In general there's no easy way. But there are a lot of tricks you can use, and sometimes they work.
For this problem, the rational root theorem tells us that if there is a rational root, it must be $\pm 1$. Evidently it isn't either of these, so there are no rational roots, and therefore no factors of the form $n-q$.
So we are looking for two second-degree factors: $$n^4+6n^3+11n^2+6n+1 = (an^2+bn+c)(pn^2+qn+r)$$
But we can see from the coefficient of 1 on the $n^4$ term that $a=p=1$. From the constant term of 1 we have either $c=r=1$ or $c=r=-1$, so it's really
$$n^4+6n^3+11n^2+6n+1 = (n^2+bn\pm1)(n^2+qn\pm1).$$
Equating the coefficients of the $n^3$ terms on each side, we see that $b+q=6$.
Equating the coefficients of the $n^2$ terms on each side, we see that either $bq+2=11$ (if we take the $\pm$ signs to be $+$) or that $bq-2 = 11$ (if the $\pm$ signs are $-$).

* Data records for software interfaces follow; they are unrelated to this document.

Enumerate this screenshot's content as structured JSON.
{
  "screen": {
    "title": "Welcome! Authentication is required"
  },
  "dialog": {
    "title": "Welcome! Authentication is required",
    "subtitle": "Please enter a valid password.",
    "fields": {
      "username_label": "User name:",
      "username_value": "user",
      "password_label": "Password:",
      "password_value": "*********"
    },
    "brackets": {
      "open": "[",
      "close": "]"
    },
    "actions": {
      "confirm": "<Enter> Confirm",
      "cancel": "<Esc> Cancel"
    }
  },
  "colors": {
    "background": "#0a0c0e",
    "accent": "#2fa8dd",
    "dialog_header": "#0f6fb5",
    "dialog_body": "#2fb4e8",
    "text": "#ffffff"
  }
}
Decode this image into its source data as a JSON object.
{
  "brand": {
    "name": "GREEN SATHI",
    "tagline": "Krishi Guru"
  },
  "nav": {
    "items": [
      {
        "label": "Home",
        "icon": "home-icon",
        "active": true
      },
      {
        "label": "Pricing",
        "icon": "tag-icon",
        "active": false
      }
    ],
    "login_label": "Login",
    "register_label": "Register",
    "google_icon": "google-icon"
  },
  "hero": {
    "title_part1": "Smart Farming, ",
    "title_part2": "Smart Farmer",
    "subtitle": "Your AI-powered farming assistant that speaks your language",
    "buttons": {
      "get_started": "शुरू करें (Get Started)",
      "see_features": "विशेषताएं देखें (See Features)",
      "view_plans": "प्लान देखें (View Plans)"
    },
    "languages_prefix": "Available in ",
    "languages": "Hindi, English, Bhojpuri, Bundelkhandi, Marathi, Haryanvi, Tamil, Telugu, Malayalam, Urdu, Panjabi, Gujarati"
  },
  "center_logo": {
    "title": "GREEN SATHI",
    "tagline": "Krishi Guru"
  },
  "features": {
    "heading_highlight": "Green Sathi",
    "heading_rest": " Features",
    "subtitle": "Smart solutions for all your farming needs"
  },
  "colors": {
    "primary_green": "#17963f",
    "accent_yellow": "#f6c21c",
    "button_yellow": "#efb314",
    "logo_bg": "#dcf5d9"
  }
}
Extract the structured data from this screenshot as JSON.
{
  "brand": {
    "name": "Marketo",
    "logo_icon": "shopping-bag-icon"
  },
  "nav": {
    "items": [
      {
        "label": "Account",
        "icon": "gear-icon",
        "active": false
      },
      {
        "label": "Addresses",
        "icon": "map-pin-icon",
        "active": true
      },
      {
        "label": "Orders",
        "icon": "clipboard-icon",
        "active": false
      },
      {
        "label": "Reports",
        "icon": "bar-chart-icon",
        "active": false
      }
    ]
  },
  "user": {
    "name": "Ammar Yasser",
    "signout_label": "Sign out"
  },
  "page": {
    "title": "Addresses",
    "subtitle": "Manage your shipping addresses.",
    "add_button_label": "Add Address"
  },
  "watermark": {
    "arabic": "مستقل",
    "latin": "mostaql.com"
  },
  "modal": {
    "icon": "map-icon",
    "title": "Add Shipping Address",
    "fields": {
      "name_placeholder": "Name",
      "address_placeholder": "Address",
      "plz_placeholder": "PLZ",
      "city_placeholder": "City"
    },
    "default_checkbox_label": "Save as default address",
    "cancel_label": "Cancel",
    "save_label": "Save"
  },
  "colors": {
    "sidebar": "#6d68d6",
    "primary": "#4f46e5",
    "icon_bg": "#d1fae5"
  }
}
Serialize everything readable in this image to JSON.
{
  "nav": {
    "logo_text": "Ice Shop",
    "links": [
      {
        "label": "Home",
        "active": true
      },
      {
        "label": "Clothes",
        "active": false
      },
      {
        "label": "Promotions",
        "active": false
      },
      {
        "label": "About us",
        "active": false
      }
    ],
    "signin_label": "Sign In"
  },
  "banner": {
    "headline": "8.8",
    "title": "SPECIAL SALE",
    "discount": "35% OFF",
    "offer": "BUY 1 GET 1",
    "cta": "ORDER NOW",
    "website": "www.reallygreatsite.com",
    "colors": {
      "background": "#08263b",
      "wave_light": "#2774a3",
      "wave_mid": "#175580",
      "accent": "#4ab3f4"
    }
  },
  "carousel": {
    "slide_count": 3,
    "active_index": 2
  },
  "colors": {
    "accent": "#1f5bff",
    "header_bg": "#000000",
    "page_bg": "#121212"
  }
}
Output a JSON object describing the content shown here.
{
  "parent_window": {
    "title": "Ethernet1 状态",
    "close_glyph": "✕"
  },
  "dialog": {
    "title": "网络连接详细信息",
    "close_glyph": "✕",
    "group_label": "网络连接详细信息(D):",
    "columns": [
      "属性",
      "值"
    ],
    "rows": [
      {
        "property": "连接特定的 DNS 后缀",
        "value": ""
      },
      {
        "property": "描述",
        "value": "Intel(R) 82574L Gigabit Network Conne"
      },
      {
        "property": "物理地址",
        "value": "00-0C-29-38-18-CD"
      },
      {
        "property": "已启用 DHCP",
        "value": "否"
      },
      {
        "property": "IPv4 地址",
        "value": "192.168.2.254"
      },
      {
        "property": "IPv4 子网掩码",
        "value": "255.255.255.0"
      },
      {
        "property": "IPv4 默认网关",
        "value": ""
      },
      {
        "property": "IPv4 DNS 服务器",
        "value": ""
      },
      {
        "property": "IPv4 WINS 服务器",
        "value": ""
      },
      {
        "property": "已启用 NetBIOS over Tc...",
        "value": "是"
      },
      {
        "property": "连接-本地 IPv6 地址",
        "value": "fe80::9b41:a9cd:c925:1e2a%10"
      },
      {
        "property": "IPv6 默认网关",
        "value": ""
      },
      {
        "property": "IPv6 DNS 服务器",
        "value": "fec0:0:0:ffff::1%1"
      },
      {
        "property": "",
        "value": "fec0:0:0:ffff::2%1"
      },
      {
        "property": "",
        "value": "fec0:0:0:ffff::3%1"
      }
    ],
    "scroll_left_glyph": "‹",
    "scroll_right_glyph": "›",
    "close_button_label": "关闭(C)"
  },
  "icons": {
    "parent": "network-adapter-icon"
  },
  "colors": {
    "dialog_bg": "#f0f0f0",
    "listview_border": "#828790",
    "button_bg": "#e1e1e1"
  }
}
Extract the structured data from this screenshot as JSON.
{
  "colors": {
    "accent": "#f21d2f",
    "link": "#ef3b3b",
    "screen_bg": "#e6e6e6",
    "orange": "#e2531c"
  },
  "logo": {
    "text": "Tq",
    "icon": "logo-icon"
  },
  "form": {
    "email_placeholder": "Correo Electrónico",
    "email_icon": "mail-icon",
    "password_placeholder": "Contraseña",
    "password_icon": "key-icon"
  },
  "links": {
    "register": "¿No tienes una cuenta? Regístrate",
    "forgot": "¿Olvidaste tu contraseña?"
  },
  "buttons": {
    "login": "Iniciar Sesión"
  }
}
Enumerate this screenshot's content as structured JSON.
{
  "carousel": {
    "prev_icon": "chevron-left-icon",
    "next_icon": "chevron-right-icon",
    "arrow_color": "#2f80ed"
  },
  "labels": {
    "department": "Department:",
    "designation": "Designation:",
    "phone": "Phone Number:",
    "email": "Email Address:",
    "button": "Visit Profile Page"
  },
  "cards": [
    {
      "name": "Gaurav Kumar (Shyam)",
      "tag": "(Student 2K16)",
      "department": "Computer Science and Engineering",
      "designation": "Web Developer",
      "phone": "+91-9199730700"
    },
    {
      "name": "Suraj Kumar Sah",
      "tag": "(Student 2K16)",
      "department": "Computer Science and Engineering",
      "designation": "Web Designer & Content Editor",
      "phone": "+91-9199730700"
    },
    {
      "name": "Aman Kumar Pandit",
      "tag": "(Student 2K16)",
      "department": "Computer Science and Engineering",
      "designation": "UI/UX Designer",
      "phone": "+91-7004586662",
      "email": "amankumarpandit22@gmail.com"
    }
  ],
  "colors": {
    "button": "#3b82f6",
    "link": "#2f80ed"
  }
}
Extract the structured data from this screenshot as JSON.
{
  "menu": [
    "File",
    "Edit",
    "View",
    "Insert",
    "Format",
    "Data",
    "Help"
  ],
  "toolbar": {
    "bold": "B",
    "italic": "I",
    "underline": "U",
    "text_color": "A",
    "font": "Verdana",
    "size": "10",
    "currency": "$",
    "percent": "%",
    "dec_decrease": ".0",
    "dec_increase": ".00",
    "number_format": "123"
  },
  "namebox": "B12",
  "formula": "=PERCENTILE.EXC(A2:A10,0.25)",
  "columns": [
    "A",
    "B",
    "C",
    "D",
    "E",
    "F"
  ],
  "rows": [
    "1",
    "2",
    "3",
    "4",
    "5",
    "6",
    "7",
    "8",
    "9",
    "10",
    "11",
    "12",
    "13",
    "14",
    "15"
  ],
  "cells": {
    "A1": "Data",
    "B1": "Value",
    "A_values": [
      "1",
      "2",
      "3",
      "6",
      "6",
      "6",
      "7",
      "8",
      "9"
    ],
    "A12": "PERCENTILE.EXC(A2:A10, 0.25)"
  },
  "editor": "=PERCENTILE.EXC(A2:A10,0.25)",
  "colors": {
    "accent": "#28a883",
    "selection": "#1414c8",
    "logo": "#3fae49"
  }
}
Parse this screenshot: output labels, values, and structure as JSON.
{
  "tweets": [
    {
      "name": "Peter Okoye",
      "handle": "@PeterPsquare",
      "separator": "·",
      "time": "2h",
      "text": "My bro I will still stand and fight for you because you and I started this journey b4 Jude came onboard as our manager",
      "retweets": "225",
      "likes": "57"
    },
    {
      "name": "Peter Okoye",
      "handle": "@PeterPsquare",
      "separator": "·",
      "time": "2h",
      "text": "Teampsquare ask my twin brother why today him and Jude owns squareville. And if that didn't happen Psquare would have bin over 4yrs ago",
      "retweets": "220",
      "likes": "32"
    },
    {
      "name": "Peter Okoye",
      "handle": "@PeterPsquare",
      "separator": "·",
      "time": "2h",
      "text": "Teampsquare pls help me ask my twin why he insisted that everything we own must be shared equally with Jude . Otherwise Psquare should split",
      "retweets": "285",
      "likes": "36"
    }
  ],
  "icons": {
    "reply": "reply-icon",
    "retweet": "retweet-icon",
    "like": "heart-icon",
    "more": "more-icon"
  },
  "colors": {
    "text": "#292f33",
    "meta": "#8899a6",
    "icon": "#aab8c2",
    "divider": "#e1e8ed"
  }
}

The equations $b+q=6$ and $bq-2 = 11$ certainly have no solution in integers, since one of $b$ or $q$ must be 13. So we try the other pair of equations, $b+q=6$ and $bq+2 = 11$. Here the solution $b=q=3$ is obvious, and we are done, except to check the answer. We must do this, because we have completely ignored the coefficient of the $n$ term.